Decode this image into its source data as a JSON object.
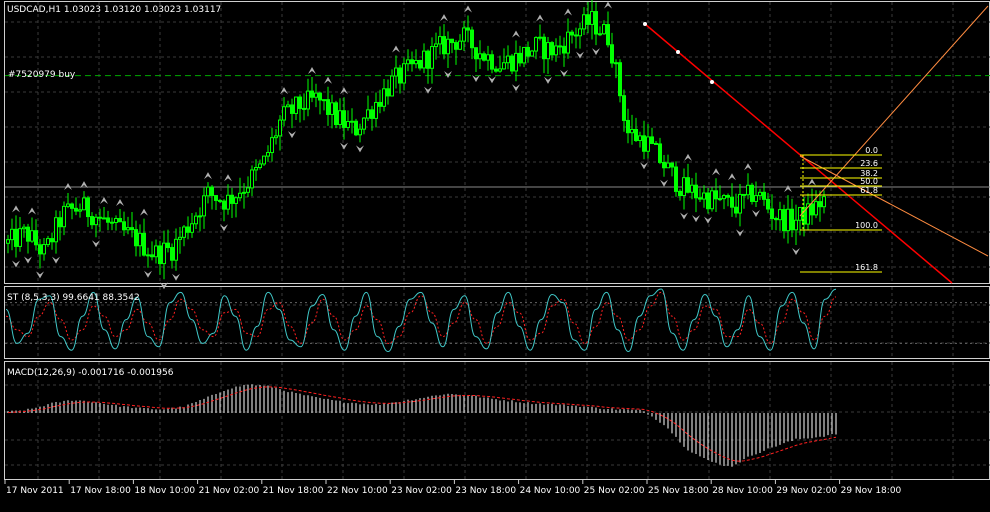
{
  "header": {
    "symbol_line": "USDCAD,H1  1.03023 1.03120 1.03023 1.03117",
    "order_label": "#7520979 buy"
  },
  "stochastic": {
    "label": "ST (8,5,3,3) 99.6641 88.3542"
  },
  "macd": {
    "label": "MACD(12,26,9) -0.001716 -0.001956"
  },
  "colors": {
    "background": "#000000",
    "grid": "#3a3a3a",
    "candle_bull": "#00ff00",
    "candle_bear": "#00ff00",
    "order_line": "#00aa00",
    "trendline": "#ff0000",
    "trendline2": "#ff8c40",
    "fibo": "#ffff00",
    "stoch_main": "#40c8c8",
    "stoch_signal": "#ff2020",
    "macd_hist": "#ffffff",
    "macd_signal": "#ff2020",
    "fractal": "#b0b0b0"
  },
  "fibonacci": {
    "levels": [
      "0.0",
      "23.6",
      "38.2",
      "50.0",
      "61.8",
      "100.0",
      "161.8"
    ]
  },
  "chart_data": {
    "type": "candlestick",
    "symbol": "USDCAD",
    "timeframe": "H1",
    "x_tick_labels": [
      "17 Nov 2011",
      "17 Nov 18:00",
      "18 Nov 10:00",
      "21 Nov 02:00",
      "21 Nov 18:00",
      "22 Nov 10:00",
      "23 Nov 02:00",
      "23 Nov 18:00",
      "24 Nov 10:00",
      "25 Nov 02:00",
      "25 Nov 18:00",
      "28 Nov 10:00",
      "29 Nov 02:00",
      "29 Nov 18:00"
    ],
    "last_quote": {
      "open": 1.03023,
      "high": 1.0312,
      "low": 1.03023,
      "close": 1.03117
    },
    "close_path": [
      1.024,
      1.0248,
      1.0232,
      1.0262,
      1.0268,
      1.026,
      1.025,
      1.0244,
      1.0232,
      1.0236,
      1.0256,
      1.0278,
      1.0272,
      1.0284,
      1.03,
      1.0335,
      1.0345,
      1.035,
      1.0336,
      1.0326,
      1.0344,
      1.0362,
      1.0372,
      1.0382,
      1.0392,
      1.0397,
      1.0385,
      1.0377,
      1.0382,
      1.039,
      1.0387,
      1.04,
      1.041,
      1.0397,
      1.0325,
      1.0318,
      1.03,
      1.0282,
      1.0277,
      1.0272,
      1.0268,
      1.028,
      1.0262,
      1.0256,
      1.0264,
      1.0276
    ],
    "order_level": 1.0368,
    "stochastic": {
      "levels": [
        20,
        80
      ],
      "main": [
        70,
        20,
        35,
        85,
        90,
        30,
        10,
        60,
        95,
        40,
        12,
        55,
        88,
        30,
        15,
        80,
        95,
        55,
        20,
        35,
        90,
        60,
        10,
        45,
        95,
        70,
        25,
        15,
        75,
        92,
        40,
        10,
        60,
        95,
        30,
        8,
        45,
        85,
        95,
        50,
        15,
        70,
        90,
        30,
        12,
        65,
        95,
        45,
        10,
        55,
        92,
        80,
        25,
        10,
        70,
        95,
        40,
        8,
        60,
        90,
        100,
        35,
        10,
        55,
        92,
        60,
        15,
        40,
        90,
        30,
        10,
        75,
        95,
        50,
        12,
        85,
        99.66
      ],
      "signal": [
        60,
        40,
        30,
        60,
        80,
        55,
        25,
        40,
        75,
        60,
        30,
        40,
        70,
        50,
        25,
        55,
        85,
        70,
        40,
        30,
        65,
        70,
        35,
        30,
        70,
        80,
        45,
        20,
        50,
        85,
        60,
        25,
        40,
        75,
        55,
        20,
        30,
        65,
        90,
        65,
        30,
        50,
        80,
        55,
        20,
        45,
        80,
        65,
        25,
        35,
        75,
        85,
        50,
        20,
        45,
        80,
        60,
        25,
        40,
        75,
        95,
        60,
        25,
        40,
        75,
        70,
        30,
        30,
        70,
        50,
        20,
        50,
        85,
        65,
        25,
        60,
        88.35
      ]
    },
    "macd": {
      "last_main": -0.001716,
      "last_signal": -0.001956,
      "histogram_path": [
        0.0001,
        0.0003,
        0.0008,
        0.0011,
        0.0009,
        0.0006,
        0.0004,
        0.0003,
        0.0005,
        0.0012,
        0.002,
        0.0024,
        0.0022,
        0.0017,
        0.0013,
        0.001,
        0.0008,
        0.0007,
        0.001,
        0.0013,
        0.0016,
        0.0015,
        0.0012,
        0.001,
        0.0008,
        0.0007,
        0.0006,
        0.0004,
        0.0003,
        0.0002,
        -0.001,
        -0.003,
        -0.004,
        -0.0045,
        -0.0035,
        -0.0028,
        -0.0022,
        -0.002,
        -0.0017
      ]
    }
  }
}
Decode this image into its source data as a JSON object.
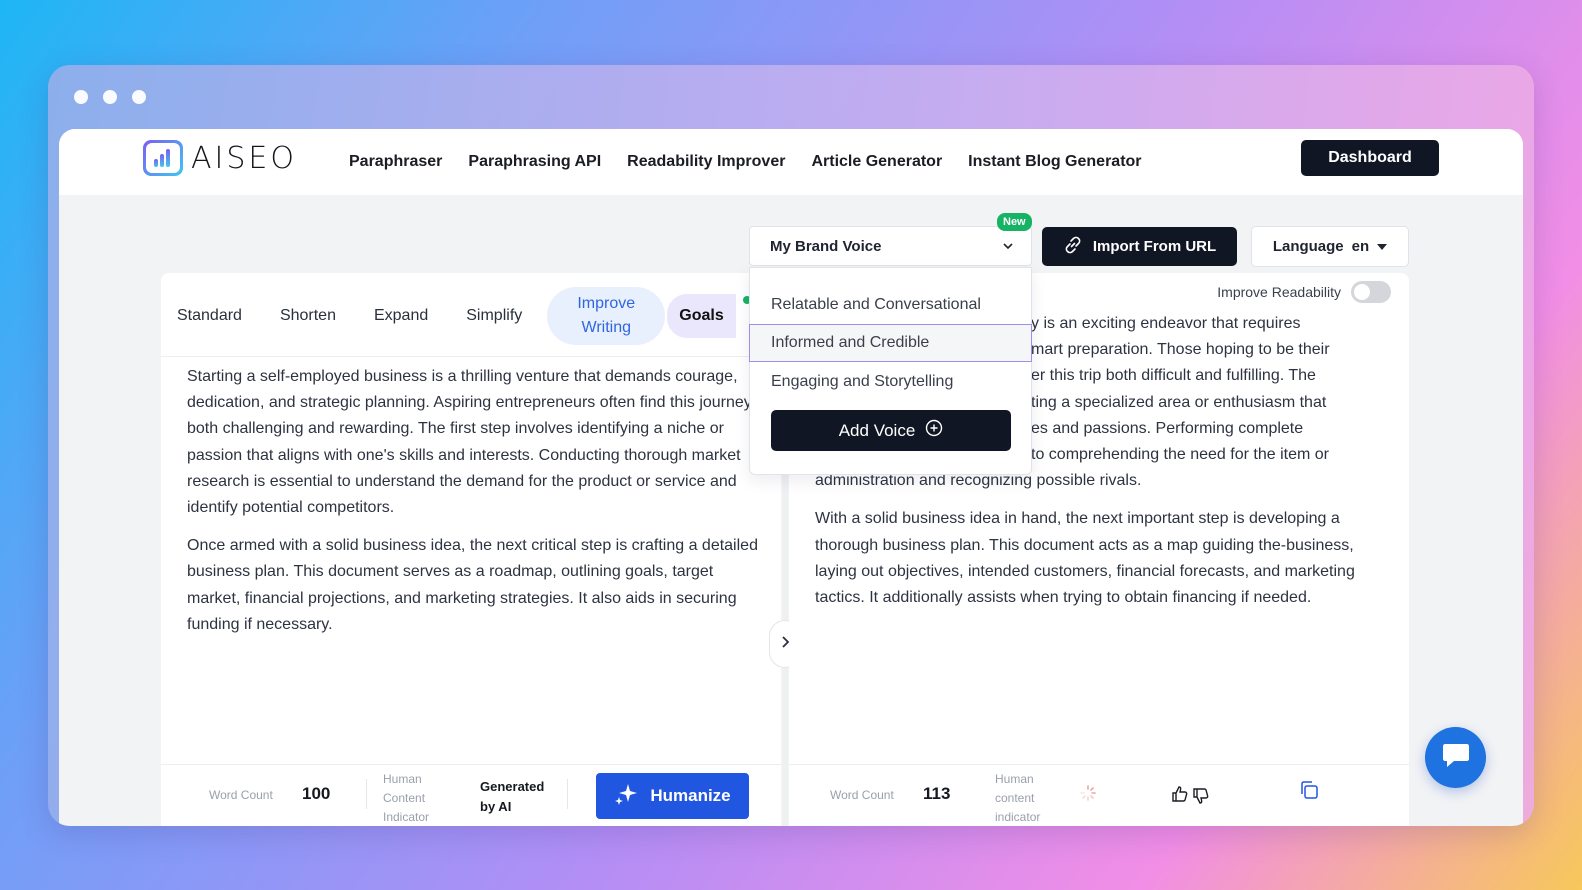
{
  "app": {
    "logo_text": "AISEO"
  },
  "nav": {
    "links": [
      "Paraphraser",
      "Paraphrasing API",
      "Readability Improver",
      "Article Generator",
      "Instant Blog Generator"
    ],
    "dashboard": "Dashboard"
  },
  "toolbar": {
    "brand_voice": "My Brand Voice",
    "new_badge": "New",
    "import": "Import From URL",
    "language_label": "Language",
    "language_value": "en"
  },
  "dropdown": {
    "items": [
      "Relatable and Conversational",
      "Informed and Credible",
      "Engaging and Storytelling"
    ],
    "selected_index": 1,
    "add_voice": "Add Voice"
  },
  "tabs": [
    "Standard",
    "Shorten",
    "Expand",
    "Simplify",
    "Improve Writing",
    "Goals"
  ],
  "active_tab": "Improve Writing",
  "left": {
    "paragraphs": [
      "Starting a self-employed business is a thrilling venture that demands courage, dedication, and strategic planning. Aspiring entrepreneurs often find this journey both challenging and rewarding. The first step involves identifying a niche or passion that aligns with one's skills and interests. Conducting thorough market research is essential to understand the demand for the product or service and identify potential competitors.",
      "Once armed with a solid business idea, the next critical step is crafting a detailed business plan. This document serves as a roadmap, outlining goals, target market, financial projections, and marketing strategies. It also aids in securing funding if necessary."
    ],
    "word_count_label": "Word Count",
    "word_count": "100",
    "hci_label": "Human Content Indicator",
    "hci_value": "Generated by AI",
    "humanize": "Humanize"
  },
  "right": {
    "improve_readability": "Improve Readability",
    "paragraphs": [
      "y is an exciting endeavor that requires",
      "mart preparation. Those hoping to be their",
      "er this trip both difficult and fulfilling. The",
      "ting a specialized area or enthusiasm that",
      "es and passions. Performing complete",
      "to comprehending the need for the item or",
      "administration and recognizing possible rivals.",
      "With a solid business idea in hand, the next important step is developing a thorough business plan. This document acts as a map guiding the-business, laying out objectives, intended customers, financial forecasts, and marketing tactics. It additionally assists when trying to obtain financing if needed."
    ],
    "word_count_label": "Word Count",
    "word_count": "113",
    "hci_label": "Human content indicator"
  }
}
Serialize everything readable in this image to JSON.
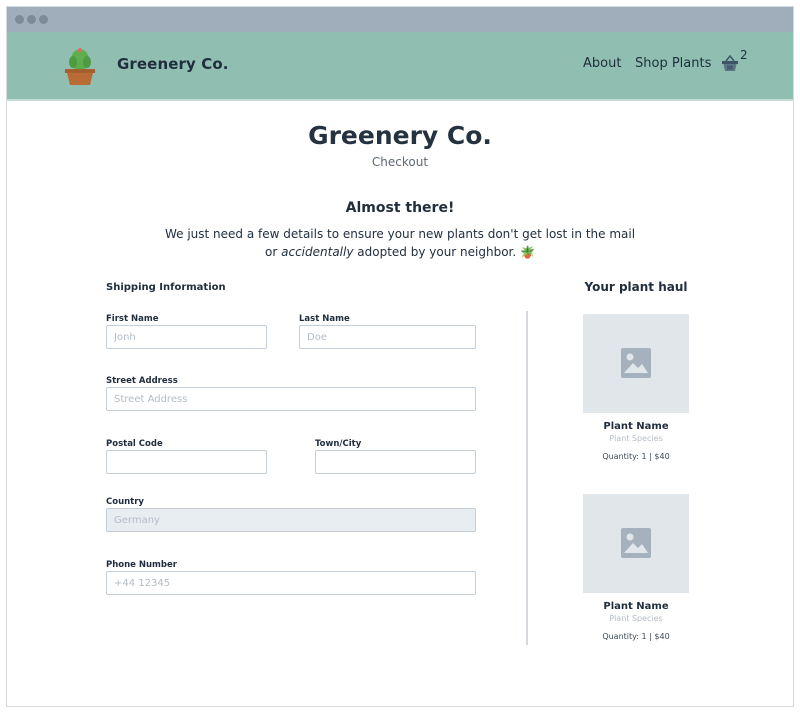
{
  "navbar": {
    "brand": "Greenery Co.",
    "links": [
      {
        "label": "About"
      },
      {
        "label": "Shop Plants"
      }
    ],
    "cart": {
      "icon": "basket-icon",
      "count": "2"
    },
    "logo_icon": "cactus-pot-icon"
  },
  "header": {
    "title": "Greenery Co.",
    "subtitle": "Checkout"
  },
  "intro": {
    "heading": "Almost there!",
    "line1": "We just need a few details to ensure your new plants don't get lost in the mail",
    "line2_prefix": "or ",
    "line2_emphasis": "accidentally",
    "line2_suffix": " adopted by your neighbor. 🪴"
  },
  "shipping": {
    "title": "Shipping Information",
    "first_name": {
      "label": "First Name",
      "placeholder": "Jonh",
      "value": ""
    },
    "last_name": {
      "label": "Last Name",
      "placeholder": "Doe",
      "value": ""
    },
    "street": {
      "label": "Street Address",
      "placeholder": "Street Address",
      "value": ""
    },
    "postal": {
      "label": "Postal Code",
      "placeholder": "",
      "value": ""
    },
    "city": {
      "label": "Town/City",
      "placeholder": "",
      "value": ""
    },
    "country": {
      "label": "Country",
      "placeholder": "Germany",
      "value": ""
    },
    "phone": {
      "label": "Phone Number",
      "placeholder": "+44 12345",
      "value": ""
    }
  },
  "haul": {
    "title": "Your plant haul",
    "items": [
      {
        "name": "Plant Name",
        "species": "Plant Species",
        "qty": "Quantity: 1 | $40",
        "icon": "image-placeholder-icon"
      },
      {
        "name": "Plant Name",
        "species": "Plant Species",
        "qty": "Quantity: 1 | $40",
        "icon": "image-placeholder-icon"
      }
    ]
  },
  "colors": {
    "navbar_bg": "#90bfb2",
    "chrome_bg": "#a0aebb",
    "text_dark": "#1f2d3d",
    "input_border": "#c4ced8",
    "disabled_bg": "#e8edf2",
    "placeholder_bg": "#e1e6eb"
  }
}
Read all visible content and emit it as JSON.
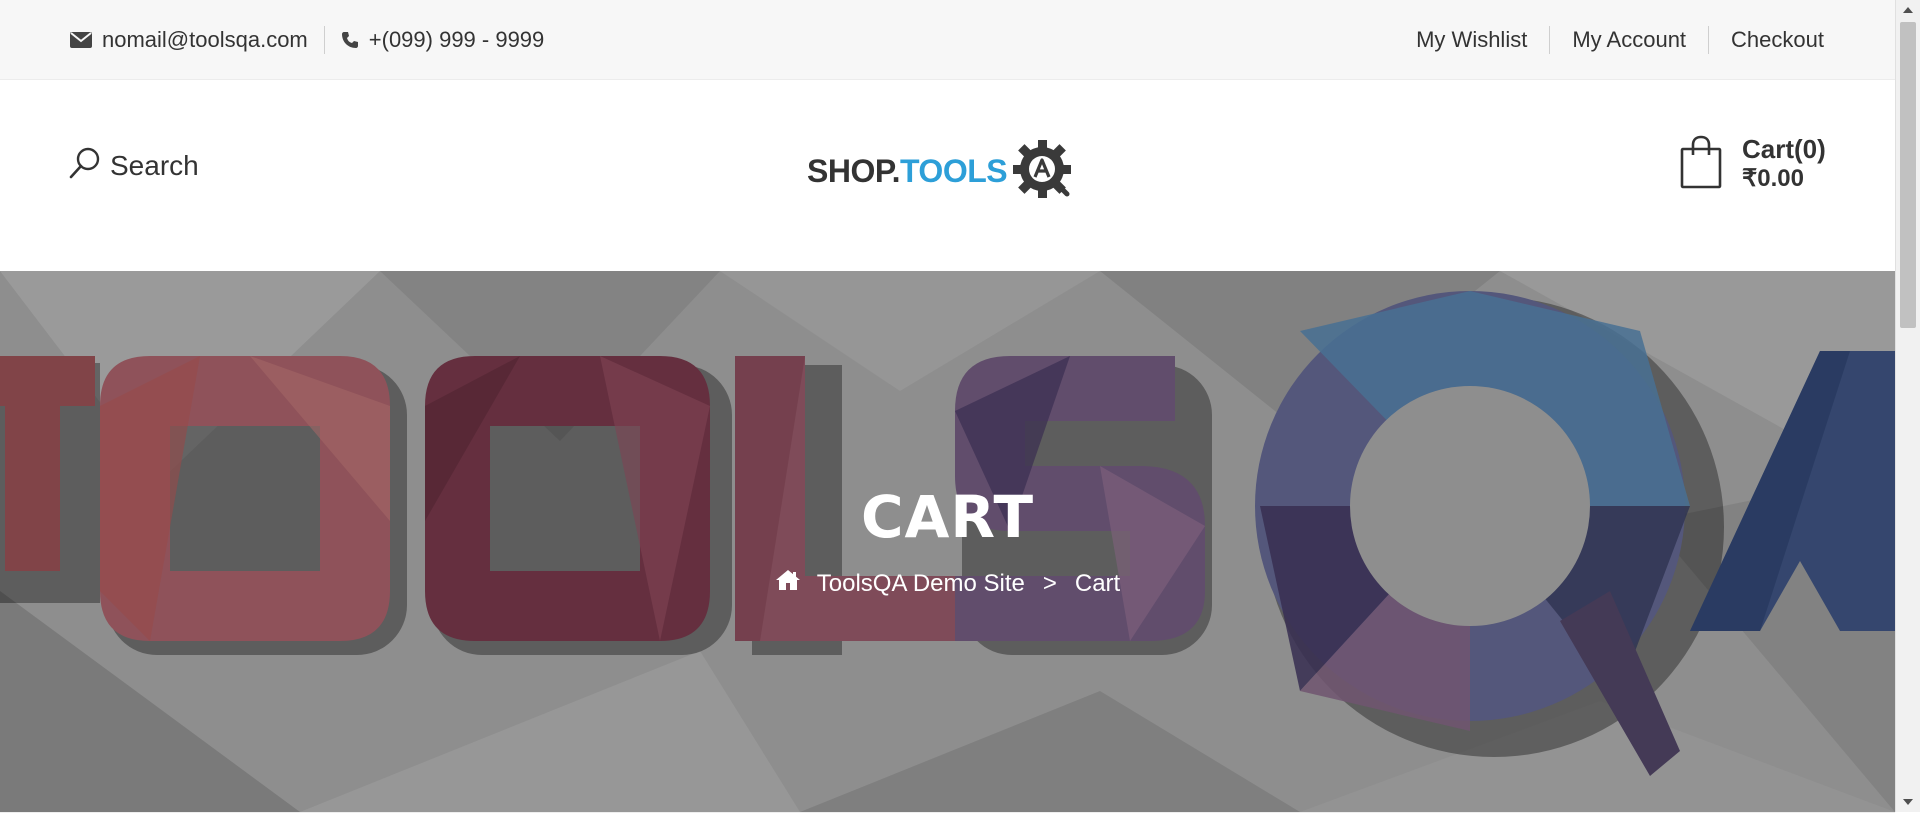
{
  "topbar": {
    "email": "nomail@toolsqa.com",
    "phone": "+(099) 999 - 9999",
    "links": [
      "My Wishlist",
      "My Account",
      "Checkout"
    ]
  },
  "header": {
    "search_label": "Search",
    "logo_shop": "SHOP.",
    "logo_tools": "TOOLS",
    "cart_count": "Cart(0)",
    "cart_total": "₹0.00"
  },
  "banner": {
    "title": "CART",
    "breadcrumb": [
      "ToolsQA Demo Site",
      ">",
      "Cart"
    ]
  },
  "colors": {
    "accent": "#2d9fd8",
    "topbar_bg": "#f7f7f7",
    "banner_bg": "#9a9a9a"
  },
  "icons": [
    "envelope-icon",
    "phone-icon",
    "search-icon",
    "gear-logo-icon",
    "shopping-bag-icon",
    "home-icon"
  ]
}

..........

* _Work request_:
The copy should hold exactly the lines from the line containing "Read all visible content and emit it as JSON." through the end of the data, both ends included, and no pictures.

* _Exercise response_:
Read all visible content and emit it as JSON.
{
  "topbar": {
    "email": "nomail@toolsqa.com",
    "phone": "+(099) 999 - 9999",
    "links": [
      "My Wishlist",
      "My Account",
      "Checkout"
    ]
  },
  "header": {
    "search_label": "Search",
    "logo_shop": "SHOP.",
    "logo_tools": "TOOLS",
    "cart_count": "Cart(0)",
    "cart_total": "₹0.00"
  },
  "banner": {
    "title": "CART",
    "breadcrumb": [
      "ToolsQA Demo Site",
      ">",
      "Cart"
    ]
  },
  "colors": {
    "accent": "#2d9fd8",
    "topbar_bg": "#f7f7f7",
    "banner_bg": "#9a9a9a"
  },
  "icons": [
    "envelope-icon",
    "phone-icon",
    "search-icon",
    "gear-logo-icon",
    "shopping-bag-icon",
    "home-icon"
  ]
}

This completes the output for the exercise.